- [Your objective]:
The exercise asks for every line of the data to be reproduced exactly.
Data extract Start Marker
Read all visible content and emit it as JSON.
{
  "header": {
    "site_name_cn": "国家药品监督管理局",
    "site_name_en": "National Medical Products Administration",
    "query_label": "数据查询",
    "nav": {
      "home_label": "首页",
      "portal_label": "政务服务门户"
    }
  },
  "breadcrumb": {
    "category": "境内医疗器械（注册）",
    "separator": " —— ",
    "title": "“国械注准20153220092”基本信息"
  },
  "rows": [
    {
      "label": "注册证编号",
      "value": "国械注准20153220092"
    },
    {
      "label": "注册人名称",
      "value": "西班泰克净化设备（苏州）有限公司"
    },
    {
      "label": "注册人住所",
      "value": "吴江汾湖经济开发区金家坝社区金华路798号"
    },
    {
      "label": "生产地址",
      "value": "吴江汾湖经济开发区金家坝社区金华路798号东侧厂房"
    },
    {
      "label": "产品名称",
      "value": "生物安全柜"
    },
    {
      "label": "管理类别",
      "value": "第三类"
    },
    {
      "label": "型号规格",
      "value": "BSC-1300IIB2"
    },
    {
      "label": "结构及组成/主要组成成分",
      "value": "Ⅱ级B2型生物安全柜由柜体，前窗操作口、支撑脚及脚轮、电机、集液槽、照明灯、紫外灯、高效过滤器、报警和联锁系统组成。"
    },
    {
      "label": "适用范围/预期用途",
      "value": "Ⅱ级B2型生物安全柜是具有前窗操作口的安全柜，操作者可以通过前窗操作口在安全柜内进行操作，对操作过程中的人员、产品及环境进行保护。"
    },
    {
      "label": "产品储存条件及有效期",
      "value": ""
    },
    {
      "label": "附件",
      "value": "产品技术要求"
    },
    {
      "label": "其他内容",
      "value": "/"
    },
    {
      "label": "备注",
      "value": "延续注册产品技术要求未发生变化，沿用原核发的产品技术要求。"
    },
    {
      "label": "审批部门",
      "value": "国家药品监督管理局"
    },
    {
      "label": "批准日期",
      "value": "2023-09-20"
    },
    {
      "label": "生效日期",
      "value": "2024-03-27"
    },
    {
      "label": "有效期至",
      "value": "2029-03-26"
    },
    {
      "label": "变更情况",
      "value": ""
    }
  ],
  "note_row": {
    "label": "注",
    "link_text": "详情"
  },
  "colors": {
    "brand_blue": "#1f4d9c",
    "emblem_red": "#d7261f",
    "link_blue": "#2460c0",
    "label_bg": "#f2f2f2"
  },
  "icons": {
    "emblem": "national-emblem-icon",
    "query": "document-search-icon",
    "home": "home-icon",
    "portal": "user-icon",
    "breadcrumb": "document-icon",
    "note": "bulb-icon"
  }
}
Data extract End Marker
- [Task answer]:
Read all visible content and emit it as JSON.
{
  "header": {
    "site_name_cn": "国家药品监督管理局",
    "site_name_en": "National Medical Products Administration",
    "query_label": "数据查询",
    "nav": {
      "home_label": "首页",
      "portal_label": "政务服务门户"
    }
  },
  "breadcrumb": {
    "category": "境内医疗器械（注册）",
    "separator": " —— ",
    "title": "“国械注准20153220092”基本信息"
  },
  "rows": [
    {
      "label": "注册证编号",
      "value": "国械注准20153220092"
    },
    {
      "label": "注册人名称",
      "value": "西班泰克净化设备（苏州）有限公司"
    },
    {
      "label": "注册人住所",
      "value": "吴江汾湖经济开发区金家坝社区金华路798号"
    },
    {
      "label": "生产地址",
      "value": "吴江汾湖经济开发区金家坝社区金华路798号东侧厂房"
    },
    {
      "label": "产品名称",
      "value": "生物安全柜"
    },
    {
      "label": "管理类别",
      "value": "第三类"
    },
    {
      "label": "型号规格",
      "value": "BSC-1300IIB2"
    },
    {
      "label": "结构及组成/主要组成成分",
      "value": "Ⅱ级B2型生物安全柜由柜体，前窗操作口、支撑脚及脚轮、电机、集液槽、照明灯、紫外灯、高效过滤器、报警和联锁系统组成。"
    },
    {
      "label": "适用范围/预期用途",
      "value": "Ⅱ级B2型生物安全柜是具有前窗操作口的安全柜，操作者可以通过前窗操作口在安全柜内进行操作，对操作过程中的人员、产品及环境进行保护。"
    },
    {
      "label": "产品储存条件及有效期",
      "value": ""
    },
    {
      "label": "附件",
      "value": "产品技术要求"
    },
    {
      "label": "其他内容",
      "value": "/"
    },
    {
      "label": "备注",
      "value": "延续注册产品技术要求未发生变化，沿用原核发的产品技术要求。"
    },
    {
      "label": "审批部门",
      "value": "国家药品监督管理局"
    },
    {
      "label": "批准日期",
      "value": "2023-09-20"
    },
    {
      "label": "生效日期",
      "value": "2024-03-27"
    },
    {
      "label": "有效期至",
      "value": "2029-03-26"
    },
    {
      "label": "变更情况",
      "value": ""
    }
  ],
  "note_row": {
    "label": "注",
    "link_text": "详情"
  },
  "colors": {
    "brand_blue": "#1f4d9c",
    "emblem_red": "#d7261f",
    "link_blue": "#2460c0",
    "label_bg": "#f2f2f2"
  },
  "icons": {
    "emblem": "national-emblem-icon",
    "query": "document-search-icon",
    "home": "home-icon",
    "portal": "user-icon",
    "breadcrumb": "document-icon",
    "note": "bulb-icon"
  }
}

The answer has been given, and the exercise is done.